From first line to last, retype the data exactly.

■ LISTED ENTRIES
--
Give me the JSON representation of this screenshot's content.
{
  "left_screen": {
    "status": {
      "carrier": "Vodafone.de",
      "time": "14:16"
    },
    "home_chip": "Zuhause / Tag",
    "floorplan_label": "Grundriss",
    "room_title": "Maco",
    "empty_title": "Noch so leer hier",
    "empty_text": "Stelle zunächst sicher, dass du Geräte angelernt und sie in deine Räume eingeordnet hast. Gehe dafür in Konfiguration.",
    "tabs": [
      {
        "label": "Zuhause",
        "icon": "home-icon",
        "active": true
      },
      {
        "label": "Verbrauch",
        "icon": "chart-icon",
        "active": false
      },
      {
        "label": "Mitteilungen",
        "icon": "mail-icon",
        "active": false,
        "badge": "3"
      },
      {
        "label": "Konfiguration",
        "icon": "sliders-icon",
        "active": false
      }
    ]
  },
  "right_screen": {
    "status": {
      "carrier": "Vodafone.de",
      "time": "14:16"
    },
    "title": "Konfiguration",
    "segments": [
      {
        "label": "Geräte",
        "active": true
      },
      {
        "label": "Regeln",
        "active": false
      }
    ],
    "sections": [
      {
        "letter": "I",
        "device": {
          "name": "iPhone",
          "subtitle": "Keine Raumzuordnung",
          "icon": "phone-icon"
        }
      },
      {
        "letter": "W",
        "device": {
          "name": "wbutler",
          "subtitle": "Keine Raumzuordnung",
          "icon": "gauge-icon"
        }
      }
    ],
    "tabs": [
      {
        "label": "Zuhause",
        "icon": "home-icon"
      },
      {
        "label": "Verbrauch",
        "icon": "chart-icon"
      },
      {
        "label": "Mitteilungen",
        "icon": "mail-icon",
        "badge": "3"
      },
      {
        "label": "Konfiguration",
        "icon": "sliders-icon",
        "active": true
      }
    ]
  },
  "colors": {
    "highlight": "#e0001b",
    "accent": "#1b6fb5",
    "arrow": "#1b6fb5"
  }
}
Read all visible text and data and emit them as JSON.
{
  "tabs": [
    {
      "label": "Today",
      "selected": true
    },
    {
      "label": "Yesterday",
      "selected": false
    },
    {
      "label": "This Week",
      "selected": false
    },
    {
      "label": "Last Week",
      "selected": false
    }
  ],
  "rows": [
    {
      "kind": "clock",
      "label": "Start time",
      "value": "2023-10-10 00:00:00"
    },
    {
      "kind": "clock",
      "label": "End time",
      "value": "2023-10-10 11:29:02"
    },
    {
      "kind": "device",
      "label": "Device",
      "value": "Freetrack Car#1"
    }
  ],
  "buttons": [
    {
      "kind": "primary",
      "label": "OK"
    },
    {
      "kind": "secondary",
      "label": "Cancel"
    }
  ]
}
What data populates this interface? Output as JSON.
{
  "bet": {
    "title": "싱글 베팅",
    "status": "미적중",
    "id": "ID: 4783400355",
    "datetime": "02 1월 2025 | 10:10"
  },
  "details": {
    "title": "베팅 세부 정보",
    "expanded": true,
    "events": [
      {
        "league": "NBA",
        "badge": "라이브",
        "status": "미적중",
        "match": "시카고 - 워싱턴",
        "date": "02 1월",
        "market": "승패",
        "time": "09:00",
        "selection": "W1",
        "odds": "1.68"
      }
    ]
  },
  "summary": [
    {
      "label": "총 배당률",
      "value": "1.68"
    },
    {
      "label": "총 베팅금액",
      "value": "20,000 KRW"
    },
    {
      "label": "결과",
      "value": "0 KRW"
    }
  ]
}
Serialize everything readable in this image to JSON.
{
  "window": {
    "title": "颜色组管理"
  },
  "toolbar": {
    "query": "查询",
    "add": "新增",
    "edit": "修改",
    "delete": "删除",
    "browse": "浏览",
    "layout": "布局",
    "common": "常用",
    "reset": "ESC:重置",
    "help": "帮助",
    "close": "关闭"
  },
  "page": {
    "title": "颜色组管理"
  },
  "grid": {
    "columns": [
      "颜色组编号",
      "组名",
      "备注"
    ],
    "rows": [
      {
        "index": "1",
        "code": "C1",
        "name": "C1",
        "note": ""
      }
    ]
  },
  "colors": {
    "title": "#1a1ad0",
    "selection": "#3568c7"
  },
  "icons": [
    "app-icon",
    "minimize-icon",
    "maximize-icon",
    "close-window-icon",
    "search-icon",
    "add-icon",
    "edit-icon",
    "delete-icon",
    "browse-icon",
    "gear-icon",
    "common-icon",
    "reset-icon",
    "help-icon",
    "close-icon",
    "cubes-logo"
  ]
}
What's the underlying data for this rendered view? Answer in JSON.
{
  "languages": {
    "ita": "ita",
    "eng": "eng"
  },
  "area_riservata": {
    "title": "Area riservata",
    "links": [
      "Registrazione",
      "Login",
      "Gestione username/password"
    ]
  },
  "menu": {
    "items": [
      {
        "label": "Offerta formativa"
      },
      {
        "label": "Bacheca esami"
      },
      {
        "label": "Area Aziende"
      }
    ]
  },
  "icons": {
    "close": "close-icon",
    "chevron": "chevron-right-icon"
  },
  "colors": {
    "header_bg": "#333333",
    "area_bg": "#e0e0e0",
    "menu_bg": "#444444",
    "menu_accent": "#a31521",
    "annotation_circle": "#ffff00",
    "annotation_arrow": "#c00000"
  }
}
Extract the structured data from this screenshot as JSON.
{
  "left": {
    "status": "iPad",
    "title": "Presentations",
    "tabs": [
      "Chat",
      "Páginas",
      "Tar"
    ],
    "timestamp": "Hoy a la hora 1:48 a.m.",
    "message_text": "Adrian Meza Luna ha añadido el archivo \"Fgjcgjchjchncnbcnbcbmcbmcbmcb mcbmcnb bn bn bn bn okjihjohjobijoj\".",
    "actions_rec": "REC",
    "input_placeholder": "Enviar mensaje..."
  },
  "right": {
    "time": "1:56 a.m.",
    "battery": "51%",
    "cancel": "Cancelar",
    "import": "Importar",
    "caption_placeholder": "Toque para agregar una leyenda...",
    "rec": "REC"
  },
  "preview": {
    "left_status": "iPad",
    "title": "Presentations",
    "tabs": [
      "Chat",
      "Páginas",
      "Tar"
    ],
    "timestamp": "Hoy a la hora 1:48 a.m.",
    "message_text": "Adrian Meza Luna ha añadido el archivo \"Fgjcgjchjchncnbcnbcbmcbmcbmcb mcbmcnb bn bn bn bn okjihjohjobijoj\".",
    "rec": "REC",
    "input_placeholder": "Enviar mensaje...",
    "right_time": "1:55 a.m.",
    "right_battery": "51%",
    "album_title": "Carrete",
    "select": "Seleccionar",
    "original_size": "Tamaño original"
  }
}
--
■ EXERCISE RESPONSE
Give me the JSON representation of this screenshot's content.
{
  "left_screen": {
    "status": {
      "carrier": "Vodafone.de",
      "time": "14:16"
    },
    "home_chip": "Zuhause / Tag",
    "floorplan_label": "Grundriss",
    "room_title": "Maco",
    "empty_title": "Noch so leer hier",
    "empty_text": "Stelle zunächst sicher, dass du Geräte angelernt und sie in deine Räume eingeordnet hast. Gehe dafür in Konfiguration.",
    "tabs": [
      {
        "label": "Zuhause",
        "icon": "home-icon",
        "active": true
      },
      {
        "label": "Verbrauch",
        "icon": "chart-icon",
        "active": false
      },
      {
        "label": "Mitteilungen",
        "icon": "mail-icon",
        "active": false,
        "badge": "3"
      },
      {
        "label": "Konfiguration",
        "icon": "sliders-icon",
        "active": false
      }
    ]
  },
  "right_screen": {
    "status": {
      "carrier": "Vodafone.de",
      "time": "14:16"
    },
    "title": "Konfiguration",
    "segments": [
      {
        "label": "Geräte",
        "active": true
      },
      {
        "label": "Regeln",
        "active": false
      }
    ],
    "sections": [
      {
        "letter": "I",
        "device": {
          "name": "iPhone",
          "subtitle": "Keine Raumzuordnung",
          "icon": "phone-icon"
        }
      },
      {
        "letter": "W",
        "device": {
          "name": "wbutler",
          "subtitle": "Keine Raumzuordnung",
          "icon": "gauge-icon"
        }
      }
    ],
    "tabs": [
      {
        "label": "Zuhause",
        "icon": "home-icon"
      },
      {
        "label": "Verbrauch",
        "icon": "chart-icon"
      },
      {
        "label": "Mitteilungen",
        "icon": "mail-icon",
        "badge": "3"
      },
      {
        "label": "Konfiguration",
        "icon": "sliders-icon",
        "active": true
      }
    ]
  },
  "colors": {
    "highlight": "#e0001b",
    "accent": "#1b6fb5",
    "arrow": "#1b6fb5"
  }
}
Read all visible text and data and emit them as JSON.
{
  "tabs": [
    {
      "label": "Today",
      "selected": true
    },
    {
      "label": "Yesterday",
      "selected": false
    },
    {
      "label": "This Week",
      "selected": false
    },
    {
      "label": "Last Week",
      "selected": false
    }
  ],
  "rows": [
    {
      "kind": "clock",
      "label": "Start time",
      "value": "2023-10-10 00:00:00"
    },
    {
      "kind": "clock",
      "label": "End time",
      "value": "2023-10-10 11:29:02"
    },
    {
      "kind": "device",
      "label": "Device",
      "value": "Freetrack Car#1"
    }
  ],
  "buttons": [
    {
      "kind": "primary",
      "label": "OK"
    },
    {
      "kind": "secondary",
      "label": "Cancel"
    }
  ]
}
What data populates this interface? Output as JSON.
{
  "bet": {
    "title": "싱글 베팅",
    "status": "미적중",
    "id": "ID: 4783400355",
    "datetime": "02 1월 2025 | 10:10"
  },
  "details": {
    "title": "베팅 세부 정보",
    "expanded": true,
    "events": [
      {
        "league": "NBA",
        "badge": "라이브",
        "status": "미적중",
        "match": "시카고 - 워싱턴",
        "date": "02 1월",
        "market": "승패",
        "time": "09:00",
        "selection": "W1",
        "odds": "1.68"
      }
    ]
  },
  "summary": [
    {
      "label": "총 배당률",
      "value": "1.68"
    },
    {
      "label": "총 베팅금액",
      "value": "20,000 KRW"
    },
    {
      "label": "결과",
      "value": "0 KRW"
    }
  ]
}
Serialize everything readable in this image to JSON.
{
  "window": {
    "title": "颜色组管理"
  },
  "toolbar": {
    "query": "查询",
    "add": "新增",
    "edit": "修改",
    "delete": "删除",
    "browse": "浏览",
    "layout": "布局",
    "common": "常用",
    "reset": "ESC:重置",
    "help": "帮助",
    "close": "关闭"
  },
  "page": {
    "title": "颜色组管理"
  },
  "grid": {
    "columns": [
      "颜色组编号",
      "组名",
      "备注"
    ],
    "rows": [
      {
        "index": "1",
        "code": "C1",
        "name": "C1",
        "note": ""
      }
    ]
  },
  "colors": {
    "title": "#1a1ad0",
    "selection": "#3568c7"
  },
  "icons": [
    "app-icon",
    "minimize-icon",
    "maximize-icon",
    "close-window-icon",
    "search-icon",
    "add-icon",
    "edit-icon",
    "delete-icon",
    "browse-icon",
    "gear-icon",
    "common-icon",
    "reset-icon",
    "help-icon",
    "close-icon",
    "cubes-logo"
  ]
}
What's the underlying data for this rendered view? Answer in JSON.
{
  "languages": {
    "ita": "ita",
    "eng": "eng"
  },
  "area_riservata": {
    "title": "Area riservata",
    "links": [
      "Registrazione",
      "Login",
      "Gestione username/password"
    ]
  },
  "menu": {
    "items": [
      {
        "label": "Offerta formativa"
      },
      {
        "label": "Bacheca esami"
      },
      {
        "label": "Area Aziende"
      }
    ]
  },
  "icons": {
    "close": "close-icon",
    "chevron": "chevron-right-icon"
  },
  "colors": {
    "header_bg": "#333333",
    "area_bg": "#e0e0e0",
    "menu_bg": "#444444",
    "menu_accent": "#a31521",
    "annotation_circle": "#ffff00",
    "annotation_arrow": "#c00000"
  }
}
Extract the structured data from this screenshot as JSON.
{
  "left": {
    "status": "iPad",
    "title": "Presentations",
    "tabs": [
      "Chat",
      "Páginas",
      "Tar"
    ],
    "timestamp": "Hoy a la hora 1:48 a.m.",
    "message_text": "Adrian Meza Luna ha añadido el archivo \"Fgjcgjchjchncnbcnbcbmcbmcbmcb mcbmcnb bn bn bn bn okjihjohjobijoj\".",
    "actions_rec": "REC",
    "input_placeholder": "Enviar mensaje..."
  },
  "right": {
    "time": "1:56 a.m.",
    "battery": "51%",
    "cancel": "Cancelar",
    "import": "Importar",
    "caption_placeholder": "Toque para agregar una leyenda...",
    "rec": "REC"
  },
  "preview": {
    "left_status": "iPad",
    "title": "Presentations",
    "tabs": [
      "Chat",
      "Páginas",
      "Tar"
    ],
    "timestamp": "Hoy a la hora 1:48 a.m.",
    "message_text": "Adrian Meza Luna ha añadido el archivo \"Fgjcgjchjchncnbcnbcbmcbmcbmcb mcbmcnb bn bn bn bn okjihjohjobijoj\".",
    "rec": "REC",
    "input_placeholder": "Enviar mensaje...",
    "right_time": "1:55 a.m.",
    "right_battery": "51%",
    "album_title": "Carrete",
    "select": "Seleccionar",
    "original_size": "Tamaño original"
  }
}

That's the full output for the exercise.